Thunderheads Over Ridgewell by Robert Taylor.
£200.00

The Aircraft :
NameInfo
Flying FortressIn the mid-1930s engineers at Boeing suggested the possibility of designing a modern long-range monoplane bomber to the U.S. Army Air Corps. In 1934 the USAAC issued Circular 35-26 that outlined specifications for a new bomber that was to have a minimum payload of 2000 pounds, a cruising speed in excess of 200-MPH, and a range of at least 2000 miles. Boeing produced a prototype at its own expense, the model 299, which first flew in July of 1935. The 299 was a long-range bomber based largely on the Model 247 airliner. The Model 299 had several advanced features including an all-metal wing, an enclosed cockpit, retractable landing gear, a fully enclosed bomb bay with electrically operated doors, and cowled engines. With gun blisters glistening everywhere, a newsman covering the unveiling coined the term Flying Fortress to describe the new aircraft. After a few initial test flights the 299 flew off to Wright Field setting a speed record with an average speed of 232-mph. At Wright Field the 299 bettered its competition in almost all respects. However, an unfortunate crash of the prototype in October of 1935 resulted in the Army awarding its primary production contract to Douglas Aircraft for its DB-1 (B-18.) The Army did order 13 test models of the 299 in January 1936, and designated the new plane the Y1B-17. Early work on the B-17 was plagued by many difficulties, including the crash of the first Y1B-17 on its third flight, and nearly bankrupted the Company. Minor quantities of the B-17B, B-17C, and B-17D variants were built, and about 100 of these aircraft were in service at the time Pearl Harbor was attacked. In fact a number of unarmed B-17s flew into the War at the time of the Japanese attack. The German Blitzkrieg in Europe resulted in accelerated aircraft production in America. The B-17E was the first truly heavily armed variant and made its initial flight in September of 1941. B-17Es cost $298,000 each and more than 500 were delivered. The B-17F and B-17G were the truly mass-produced wartime versions of the Flying Fortress.
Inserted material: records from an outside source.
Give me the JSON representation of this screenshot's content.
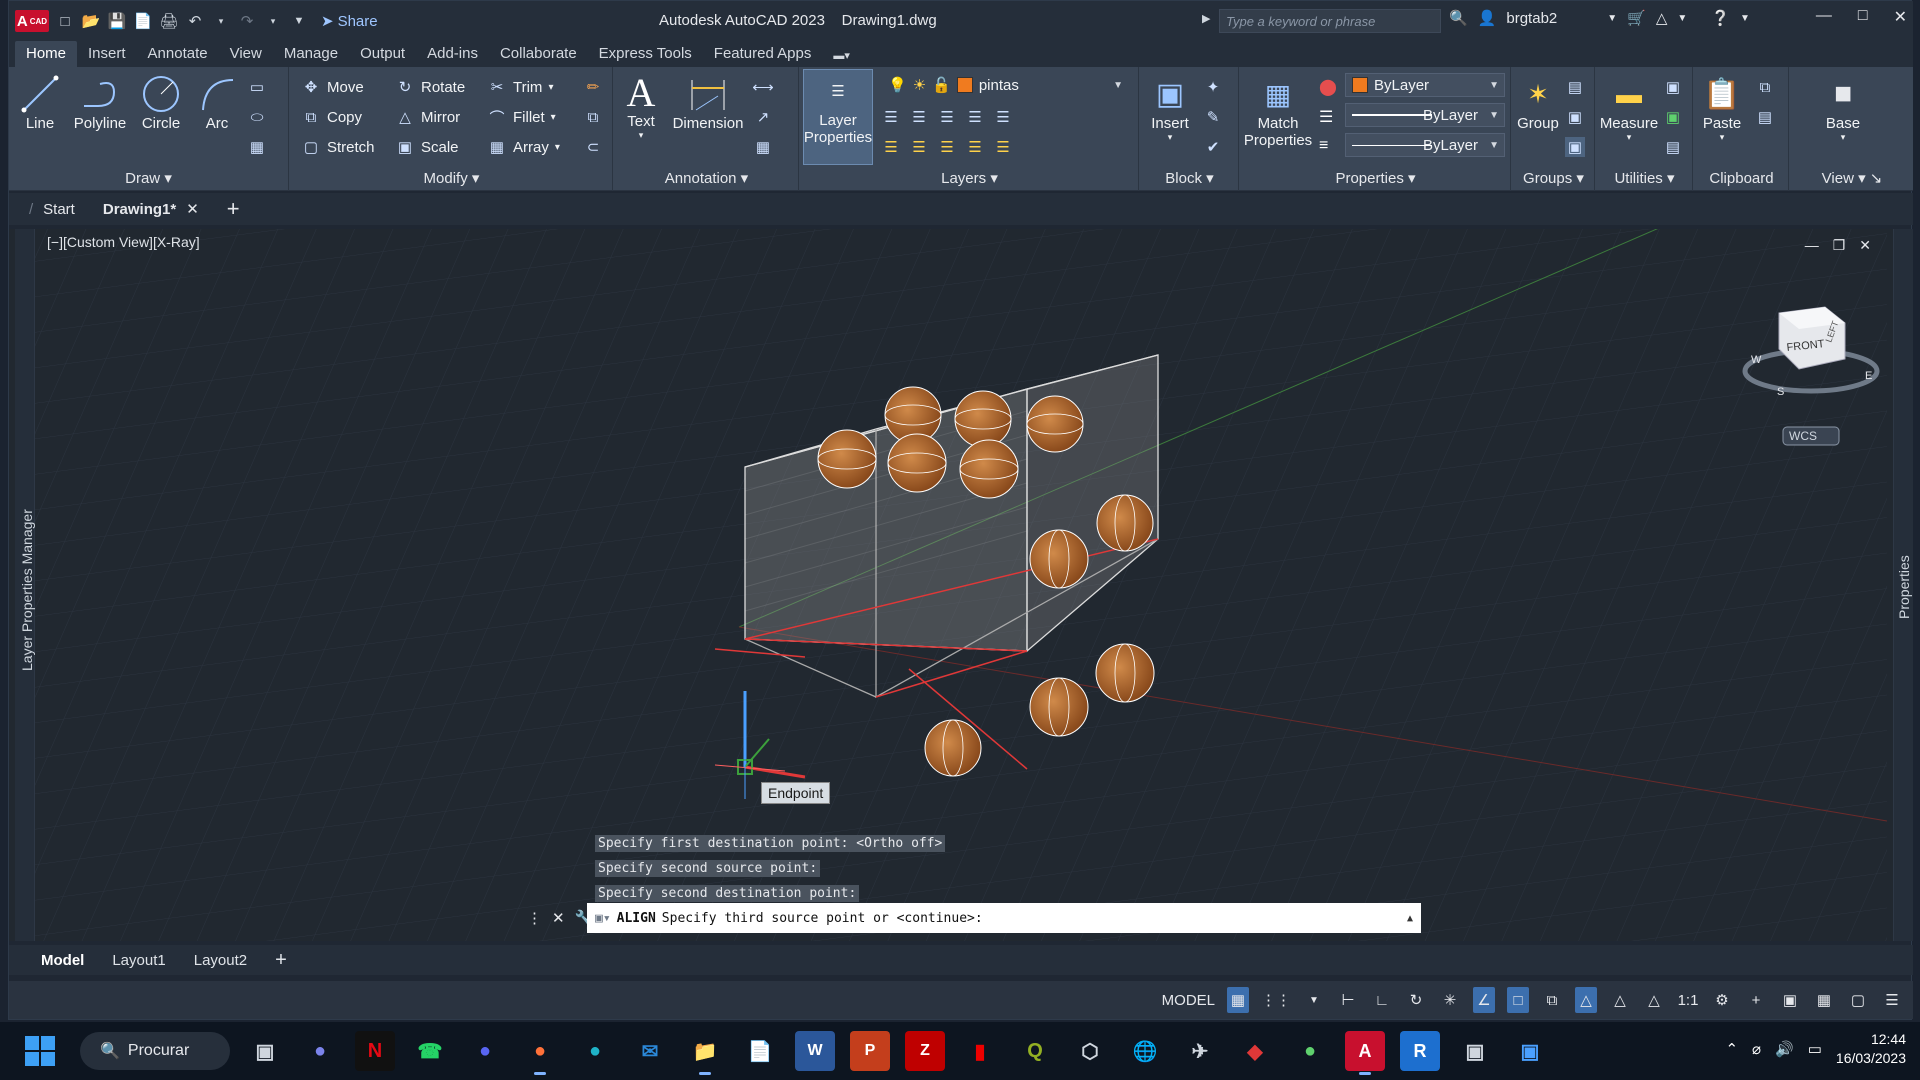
{
  "app": {
    "title": "Autodesk AutoCAD 2023    Drawing1.dwg",
    "logo_text": "A",
    "logo_sub": "CAD",
    "share_label": "Share",
    "search_placeholder": "Type a keyword or phrase",
    "user": "brgtab2"
  },
  "ribbon_tabs": [
    "Home",
    "Insert",
    "Annotate",
    "View",
    "Manage",
    "Output",
    "Add-ins",
    "Collaborate",
    "Express Tools",
    "Featured Apps"
  ],
  "ribbon": {
    "draw": {
      "title": "Draw",
      "line": "Line",
      "polyline": "Polyline",
      "circle": "Circle",
      "arc": "Arc"
    },
    "modify": {
      "title": "Modify",
      "move": "Move",
      "rotate": "Rotate",
      "trim": "Trim",
      "copy": "Copy",
      "mirror": "Mirror",
      "fillet": "Fillet",
      "stretch": "Stretch",
      "scale": "Scale",
      "array": "Array"
    },
    "annotation": {
      "title": "Annotation",
      "text": "Text",
      "dimension": "Dimension"
    },
    "layers": {
      "title": "Layers",
      "layer_properties_1": "Layer",
      "layer_properties_2": "Properties",
      "current_layer": "pintas"
    },
    "block": {
      "title": "Block",
      "insert": "Insert"
    },
    "properties": {
      "title": "Properties",
      "match_1": "Match",
      "match_2": "Properties",
      "color": "ByLayer",
      "lineweight": "ByLayer",
      "linetype": "ByLayer"
    },
    "groups": {
      "title": "Groups",
      "group": "Group"
    },
    "utilities": {
      "title": "Utilities",
      "measure": "Measure"
    },
    "clipboard": {
      "title": "Clipboard",
      "paste": "Paste"
    },
    "view": {
      "title": "View",
      "base": "Base"
    }
  },
  "doc_tabs": {
    "start": "Start",
    "drawing": "Drawing1*"
  },
  "viewport": {
    "label": "[−][Custom View][X-Ray]",
    "side_left": "Layer Properties Manager",
    "side_right": "Properties",
    "viewcube_front": "FRONT",
    "viewcube_left": "LEFT",
    "viewcube_s": "S",
    "viewcube_e": "E",
    "viewcube_w": "W",
    "wcs": "WCS",
    "tooltip": "Endpoint"
  },
  "command": {
    "history": [
      "Specify first destination point:  <Ortho off>",
      "Specify second source point:",
      "Specify second destination point:"
    ],
    "command_name": "ALIGN",
    "prompt": "Specify third source point or <continue>:"
  },
  "layout_tabs": [
    "Model",
    "Layout1",
    "Layout2"
  ],
  "status": {
    "model": "MODEL",
    "scale": "1:1"
  },
  "taskbar": {
    "search": "Procurar",
    "time": "12:44",
    "date": "16/03/2023"
  },
  "colors": {
    "accent": "#3c6fae",
    "layer_color": "#f07b1f",
    "autocad_red": "#c8102e"
  }
}
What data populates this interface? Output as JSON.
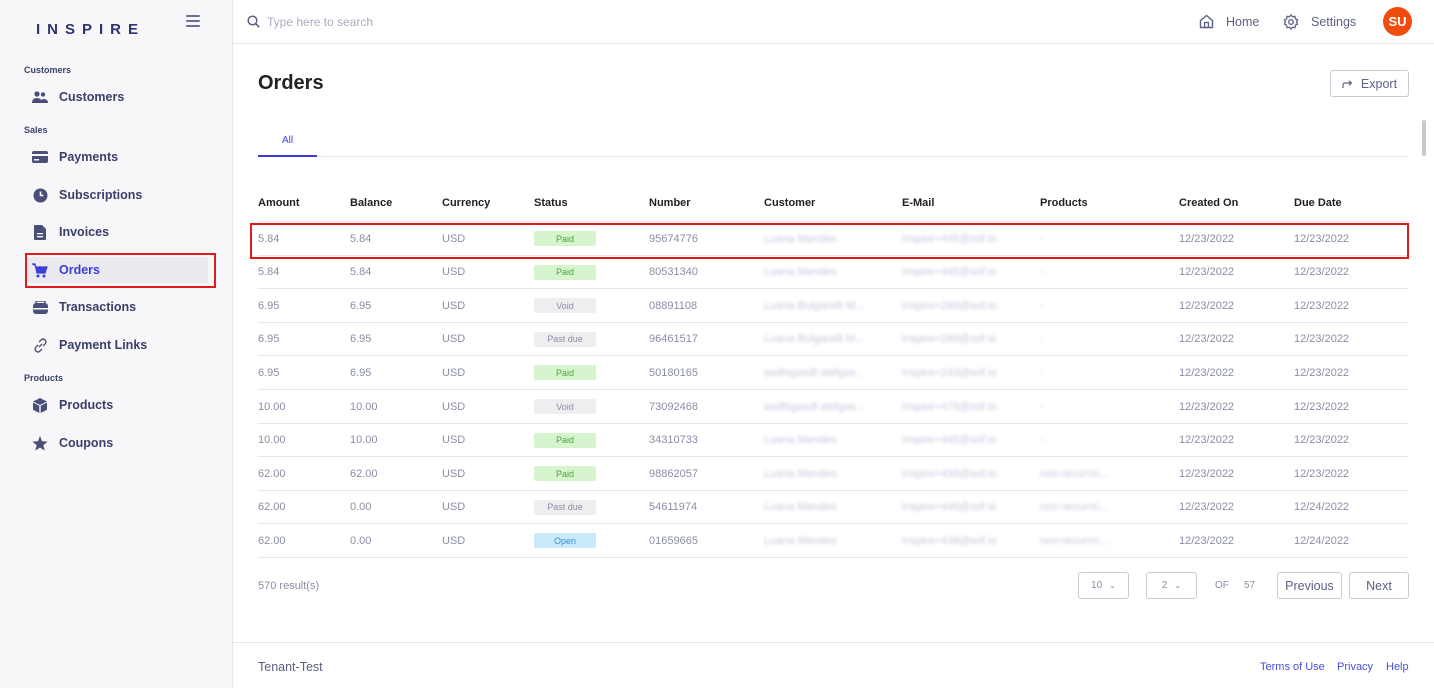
{
  "brand": {
    "logo": "INSPIRE"
  },
  "sidebar": {
    "sections": [
      {
        "label": "Customers"
      },
      {
        "label": "Sales"
      },
      {
        "label": "Products"
      }
    ],
    "items": [
      {
        "label": "Customers",
        "icon": "users-icon"
      },
      {
        "label": "Payments",
        "icon": "credit-card-icon"
      },
      {
        "label": "Subscriptions",
        "icon": "clock-icon"
      },
      {
        "label": "Invoices",
        "icon": "document-icon"
      },
      {
        "label": "Orders",
        "icon": "cart-icon",
        "active": true
      },
      {
        "label": "Transactions",
        "icon": "wallet-icon"
      },
      {
        "label": "Payment Links",
        "icon": "link-icon"
      },
      {
        "label": "Products",
        "icon": "box-icon"
      },
      {
        "label": "Coupons",
        "icon": "star-icon"
      }
    ]
  },
  "header": {
    "search_placeholder": "Type here to search",
    "home_label": "Home",
    "settings_label": "Settings",
    "avatar_initials": "SU"
  },
  "page": {
    "title": "Orders",
    "export_label": "Export",
    "tabs": [
      {
        "label": "All"
      }
    ]
  },
  "table": {
    "columns": [
      "Amount",
      "Balance",
      "Currency",
      "Status",
      "Number",
      "Customer",
      "E-Mail",
      "Products",
      "Created On",
      "Due Date"
    ],
    "rows": [
      {
        "amount": "5.84",
        "balance": "5.84",
        "currency": "USD",
        "status": "Paid",
        "number": "95674776",
        "customer": "Luana Mendes",
        "email": "inspire+445@sof.io",
        "products": "-",
        "created": "12/23/2022",
        "due": "12/23/2022"
      },
      {
        "amount": "5.84",
        "balance": "5.84",
        "currency": "USD",
        "status": "Paid",
        "number": "80531340",
        "customer": "Luana Mendes",
        "email": "inspire+445@sof.io",
        "products": "-",
        "created": "12/23/2022",
        "due": "12/23/2022"
      },
      {
        "amount": "6.95",
        "balance": "6.95",
        "currency": "USD",
        "status": "Void",
        "number": "08891108",
        "customer": "Luana Bulgarelli M...",
        "email": "inspire+280@sof.io",
        "products": "-",
        "created": "12/23/2022",
        "due": "12/23/2022"
      },
      {
        "amount": "6.95",
        "balance": "6.95",
        "currency": "USD",
        "status": "Past due",
        "number": "96461517",
        "customer": "Luana Bulgarelli M...",
        "email": "inspire+280@sof.io",
        "products": "-",
        "created": "12/23/2022",
        "due": "12/23/2022"
      },
      {
        "amount": "6.95",
        "balance": "6.95",
        "currency": "USD",
        "status": "Paid",
        "number": "50180165",
        "customer": "asdfsgasdf atsfgas...",
        "email": "inspire+243@sof.io",
        "products": "-",
        "created": "12/23/2022",
        "due": "12/23/2022"
      },
      {
        "amount": "10.00",
        "balance": "10.00",
        "currency": "USD",
        "status": "Void",
        "number": "73092468",
        "customer": "asdfsgasdf atsfgas...",
        "email": "inspire+478@sof.io",
        "products": "-",
        "created": "12/23/2022",
        "due": "12/23/2022"
      },
      {
        "amount": "10.00",
        "balance": "10.00",
        "currency": "USD",
        "status": "Paid",
        "number": "34310733",
        "customer": "Luana Mendes",
        "email": "inspire+445@sof.io",
        "products": "-",
        "created": "12/23/2022",
        "due": "12/23/2022"
      },
      {
        "amount": "62.00",
        "balance": "62.00",
        "currency": "USD",
        "status": "Paid",
        "number": "98862057",
        "customer": "Luana Mendes",
        "email": "inspire+438@sof.io",
        "products": "non-recurrin...",
        "created": "12/23/2022",
        "due": "12/23/2022"
      },
      {
        "amount": "62.00",
        "balance": "0.00",
        "currency": "USD",
        "status": "Past due",
        "number": "54611974",
        "customer": "Luana Mendes",
        "email": "inspire+446@sof.io",
        "products": "non-recurrin...",
        "created": "12/23/2022",
        "due": "12/24/2022"
      },
      {
        "amount": "62.00",
        "balance": "0.00",
        "currency": "USD",
        "status": "Open",
        "number": "01659665",
        "customer": "Luana Mendes",
        "email": "inspire+438@sof.io",
        "products": "non-recurrin...",
        "created": "12/23/2022",
        "due": "12/24/2022"
      }
    ]
  },
  "status_colors": {
    "Paid": {
      "bg": "#d6f5cf",
      "fg": "#4aa63a"
    },
    "Void": {
      "bg": "#eeeef1",
      "fg": "#8a8da6"
    },
    "Past due": {
      "bg": "#eeeef1",
      "fg": "#8a8da6"
    },
    "Open": {
      "bg": "#c9eafb",
      "fg": "#3b8fd0"
    }
  },
  "pagination": {
    "results_label": "570 result(s)",
    "page_size": "10",
    "current_page": "2",
    "of_label": "OF",
    "total_pages": "57",
    "previous_label": "Previous",
    "next_label": "Next"
  },
  "footer": {
    "tenant": "Tenant-Test",
    "terms": "Terms of Use",
    "privacy": "Privacy",
    "help": "Help"
  },
  "colors": {
    "accent": "#3b3fd8",
    "highlight": "#e01b1b",
    "avatar": "#ef4c0d"
  }
}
More than 3,400 B-17Fs and more than 8,600 B-17Gs would be produced. The American daylight strategic bombing campaign against Germany was a major factor in the Allies winning the War in Europe. This campaign was largely flown by B-17 Flying Fortresses (12,677 built) and B-24 Liberators (18,188 built.) The B-17 bases were closer to London than those of the B-24, so B-17s received a disproportionate share of wartime publicity. The first mission in Europe with the B-17 was an Eighth Air Force flight of 12 B-17Es on August 12, 1942. Thousands more missions, with as many as 1000 aircraft on a single mission would follow over the next 2 ½ years, virtually decimating all German war making facilities and plants. The B-17 could take a lot of damage and keep on flying, and it was loved by the crews for bringing them home despite extensive battle damage. Following WW II, B-17s would see some action in Korea, and in the 1948 Israel War. There are only 14 flyable B-17s in operation today and a total of 43 complete airframes

Battle of Britain Timeline of Related Info : 25th January
DAYMONTHYEARDETAILS
25January1941Former British Battle of Britain pilot, Sgt. H. J. Wotton of 234 Squadron, was Killed.

 

This website is owned by Cranston Fine Arts.  Torwood House, Torwoodhill Road, Rhu, Helensburgh, Scotland, G848LE

Contact: Tel: (+44) (0) 1436 820269.  Fax: (+44) (0) 1436 820473. Email:



Subscribe to our newsletterReturn to Front Page